Records to use:
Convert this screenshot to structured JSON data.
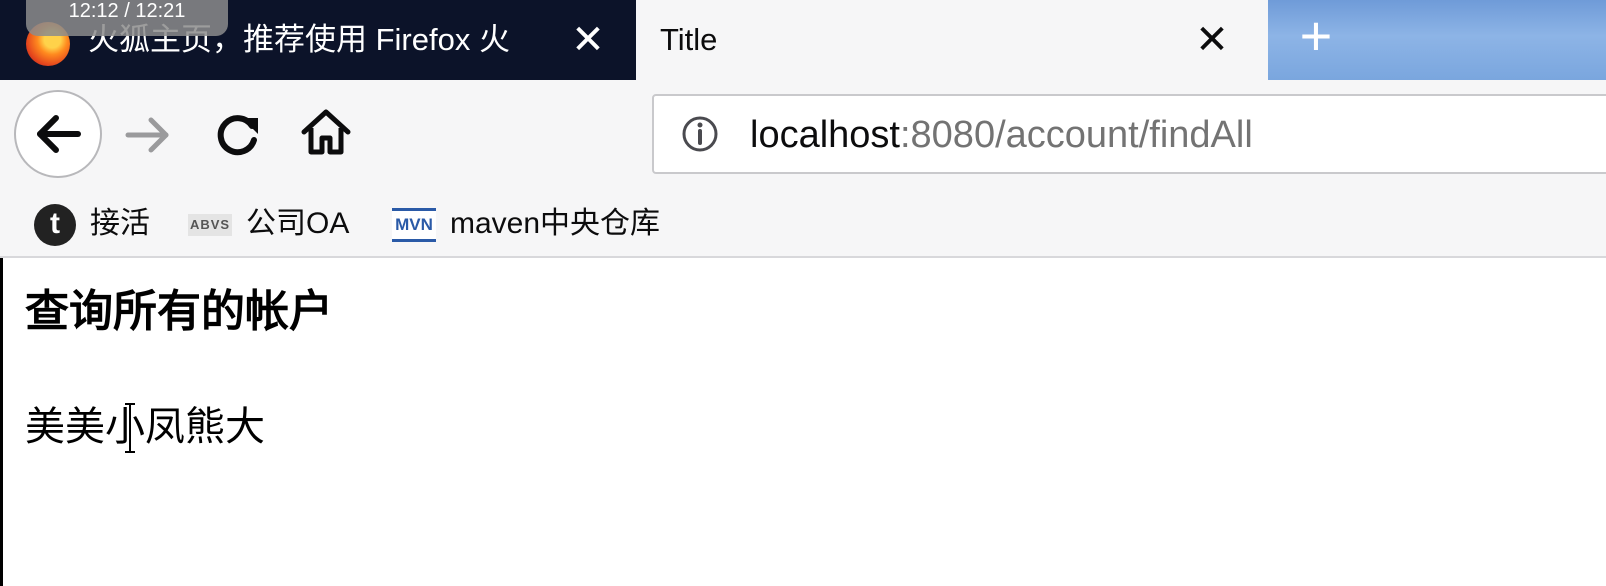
{
  "video_overlay": {
    "time": "12:12 / 12:21"
  },
  "tabs": [
    {
      "title": "火狐主页，推荐使用 Firefox 火",
      "close": "✕",
      "active": false
    },
    {
      "title": "Title",
      "close": "✕",
      "active": true
    }
  ],
  "new_tab": {
    "label": "+"
  },
  "url": {
    "host": "localhost",
    "rest": ":8080/account/findAll"
  },
  "bookmarks": [
    {
      "icon": "t-circle-icon",
      "icon_text": "t",
      "label": "接活"
    },
    {
      "icon": "abvs-icon",
      "icon_text": "ABVS",
      "label": "公司OA"
    },
    {
      "icon": "mvn-icon",
      "icon_text": "MVN",
      "label": "maven中央仓库"
    }
  ],
  "page": {
    "heading": "查询所有的帐户",
    "text": "美美小凤熊大"
  },
  "colors": {
    "tabstrip": "#0c1329",
    "active_tab": "#f6f6f7",
    "url_rest": "#737373",
    "mvn_blue": "#2a5aa7"
  }
}
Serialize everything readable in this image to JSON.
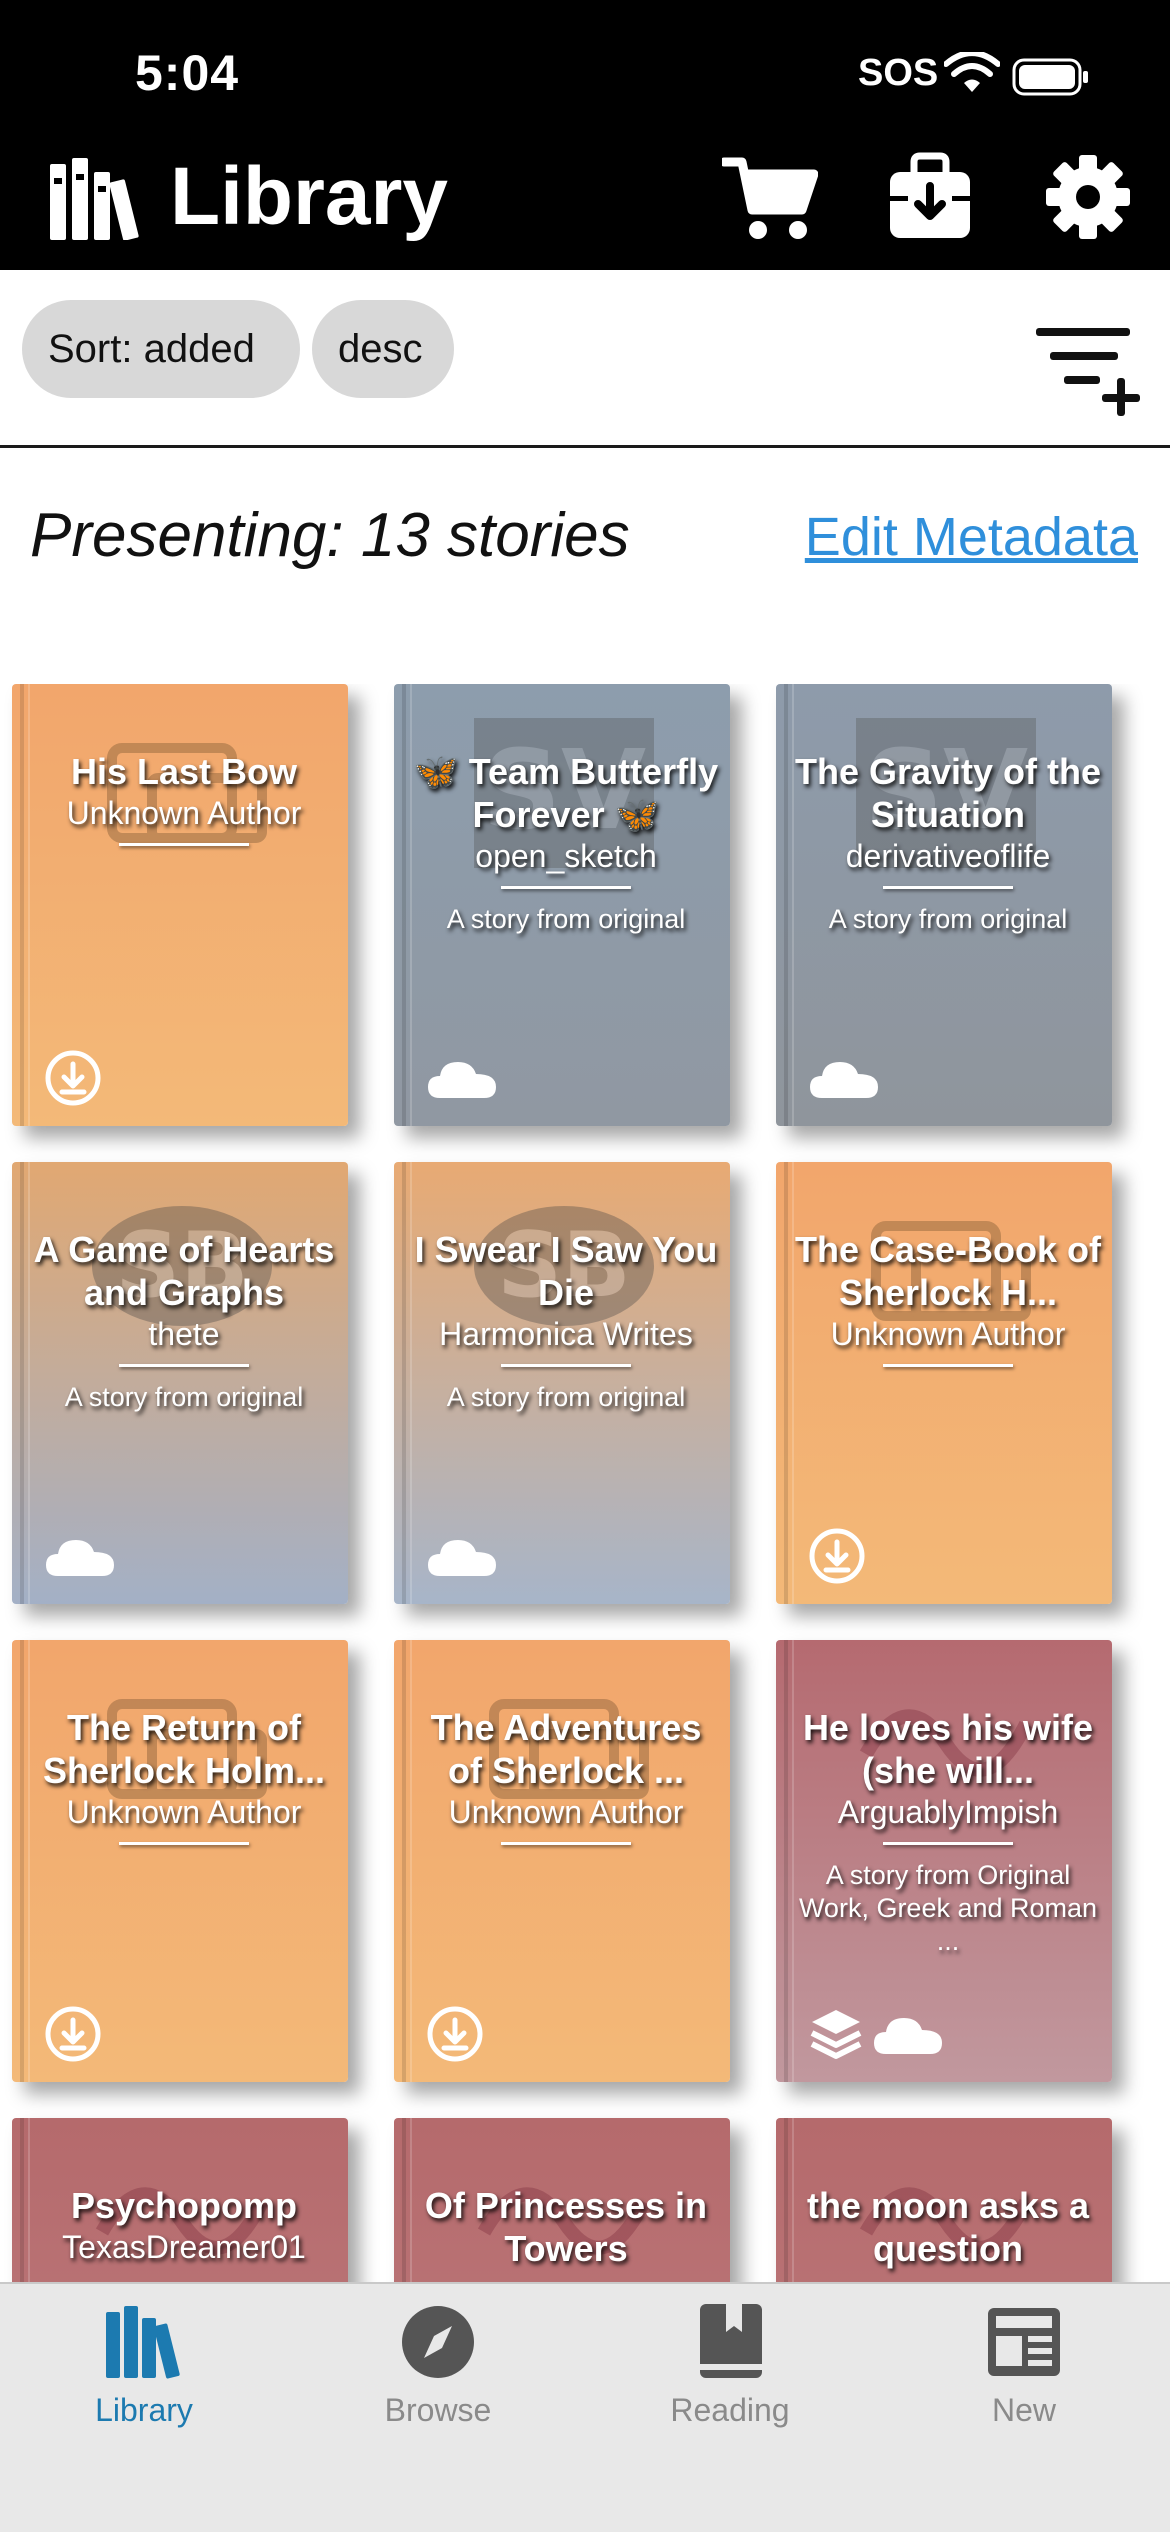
{
  "status": {
    "time": "5:04",
    "sos": "SOS"
  },
  "header": {
    "title": "Library",
    "icons": [
      "library-icon",
      "cart-icon",
      "download-bag-icon",
      "gear-icon"
    ]
  },
  "sort": {
    "sort_label": "Sort: added",
    "order_label": "desc"
  },
  "summary": {
    "presenting": "Presenting: 13 stories",
    "edit_metadata": "Edit Metadata"
  },
  "books": [
    {
      "title": "His Last Bow",
      "author": "Unknown Author",
      "desc": "",
      "status_icon": "download-icon",
      "color": "#f2a66c"
    },
    {
      "title": "🦋 Team Butterfly Forever 🦋",
      "author": "open_sketch",
      "desc": "A story from original",
      "status_icon": "cloud-icon",
      "color": "#8d9dad"
    },
    {
      "title": "The Gravity of the Situation",
      "author": "derivativeoflife",
      "desc": "A story from original",
      "status_icon": "cloud-icon",
      "color": "#8e9bab"
    },
    {
      "title": "A Game of Hearts and Graphs",
      "author": "thete",
      "desc": "A story from original",
      "status_icon": "cloud-icon",
      "color": "#e1a872"
    },
    {
      "title": "I Swear I Saw You Die",
      "author": "Harmonica Writes",
      "desc": "A story from original",
      "status_icon": "cloud-icon",
      "color": "#e8aa73"
    },
    {
      "title": "The Case-Book of Sherlock H...",
      "author": "Unknown Author",
      "desc": "",
      "status_icon": "download-icon",
      "color": "#f2a66c"
    },
    {
      "title": "The Return of Sherlock Holm...",
      "author": "Unknown Author",
      "desc": "",
      "status_icon": "download-icon",
      "color": "#f2a66c"
    },
    {
      "title": "The Adventures of Sherlock ...",
      "author": "Unknown Author",
      "desc": "",
      "status_icon": "download-icon",
      "color": "#f2a66c"
    },
    {
      "title": "He loves his wife (she will...",
      "author": "ArguablyImpish",
      "desc": "A story from Original Work, Greek and Roman ...",
      "status_icon": "layers-cloud-icon",
      "color": "#b56a70"
    },
    {
      "title": "Psychopomp",
      "author": "TexasDreamer01",
      "desc": "",
      "status_icon": "",
      "color": "#b56a6c"
    },
    {
      "title": "Of Princesses in Towers",
      "author": "",
      "desc": "",
      "status_icon": "",
      "color": "#b56a6c"
    },
    {
      "title": "the moon asks a question",
      "author": "",
      "desc": "",
      "status_icon": "",
      "color": "#b56a6c"
    }
  ],
  "tabs": [
    {
      "label": "Library",
      "icon": "library-icon",
      "active": true
    },
    {
      "label": "Browse",
      "icon": "compass-icon",
      "active": false
    },
    {
      "label": "Reading",
      "icon": "book-bookmark-icon",
      "active": false
    },
    {
      "label": "New",
      "icon": "newspaper-icon",
      "active": false
    }
  ],
  "colors": {
    "accent": "#2f8fdb",
    "tab_active": "#1c7ab0",
    "header_bg": "#000000"
  }
}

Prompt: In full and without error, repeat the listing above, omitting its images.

Answer box:
Convert this screenshot to structured JSON data.
{
  "video_overlay": {
    "time": "12:12 / 12:21"
  },
  "tabs": [
    {
      "title": "火狐主页，推荐使用 Firefox 火",
      "close": "✕",
      "active": false
    },
    {
      "title": "Title",
      "close": "✕",
      "active": true
    }
  ],
  "new_tab": {
    "label": "+"
  },
  "url": {
    "host": "localhost",
    "rest": ":8080/account/findAll"
  },
  "bookmarks": [
    {
      "icon": "t-circle-icon",
      "icon_text": "t",
      "label": "接活"
    },
    {
      "icon": "abvs-icon",
      "icon_text": "ABVS",
      "label": "公司OA"
    },
    {
      "icon": "mvn-icon",
      "icon_text": "MVN",
      "label": "maven中央仓库"
    }
  ],
  "page": {
    "heading": "查询所有的帐户",
    "text": "美美小凤熊大"
  },
  "colors": {
    "tabstrip": "#0c1329",
    "active_tab": "#f6f6f7",
    "url_rest": "#737373",
    "mvn_blue": "#2a5aa7"
  }
}
Serialize everything readable in this image to JSON.
{
  "status": {
    "time": "5:04",
    "sos": "SOS"
  },
  "header": {
    "title": "Library",
    "icons": [
      "library-icon",
      "cart-icon",
      "download-bag-icon",
      "gear-icon"
    ]
  },
  "sort": {
    "sort_label": "Sort: added",
    "order_label": "desc"
  },
  "summary": {
    "presenting": "Presenting: 13 stories",
    "edit_metadata": "Edit Metadata"
  },
  "books": [
    {
      "title": "His Last Bow",
      "author": "Unknown Author",
      "desc": "",
      "status_icon": "download-icon",
      "color": "#f2a66c"
    },
    {
      "title": "🦋 Team Butterfly Forever 🦋",
      "author": "open_sketch",
      "desc": "A story from original",
      "status_icon": "cloud-icon",
      "color": "#8d9dad"
    },
    {
      "title": "The Gravity of the Situation",
      "author": "derivativeoflife",
      "desc": "A story from original",
      "status_icon": "cloud-icon",
      "color": "#8e9bab"
    },
    {
      "title": "A Game of Hearts and Graphs",
      "author": "thete",
      "desc": "A story from original",
      "status_icon": "cloud-icon",
      "color": "#e1a872"
    },
    {
      "title": "I Swear I Saw You Die",
      "author": "Harmonica Writes",
      "desc": "A story from original",
      "status_icon": "cloud-icon",
      "color": "#e8aa73"
    },
    {
      "title": "The Case-Book of Sherlock H...",
      "author": "Unknown Author",
      "desc": "",
      "status_icon": "download-icon",
      "color": "#f2a66c"
    },
    {
      "title": "The Return of Sherlock Holm...",
      "author": "Unknown Author",
      "desc": "",
      "status_icon": "download-icon",
      "color": "#f2a66c"
    },
    {
      "title": "The Adventures of Sherlock ...",
      "author": "Unknown Author",
      "desc": "",
      "status_icon": "download-icon",
      "color": "#f2a66c"
    },
    {
      "title": "He loves his wife (she will...",
      "author": "ArguablyImpish",
      "desc": "A story from Original Work, Greek and Roman ...",
      "status_icon": "layers-cloud-icon",
      "color": "#b56a70"
    },
    {
      "title": "Psychopomp",
      "author": "TexasDreamer01",
      "desc": "",
      "status_icon": "",
      "color": "#b56a6c"
    },
    {
      "title": "Of Princesses in Towers",
      "author": "",
      "desc": "",
      "status_icon": "",
      "color": "#b56a6c"
    },
    {
      "title": "the moon asks a question",
      "author": "",
      "desc": "",
      "status_icon": "",
      "color": "#b56a6c"
    }
  ],
  "tabs": [
    {
      "label": "Library",
      "icon": "library-icon",
      "active": true
    },
    {
      "label": "Browse",
      "icon": "compass-icon",
      "active": false
    },
    {
      "label": "Reading",
      "icon": "book-bookmark-icon",
      "active": false
    },
    {
      "label": "New",
      "icon": "newspaper-icon",
      "active": false
    }
  ],
  "colors": {
    "accent": "#2f8fdb",
    "tab_active": "#1c7ab0",
    "header_bg": "#000000"
  }
}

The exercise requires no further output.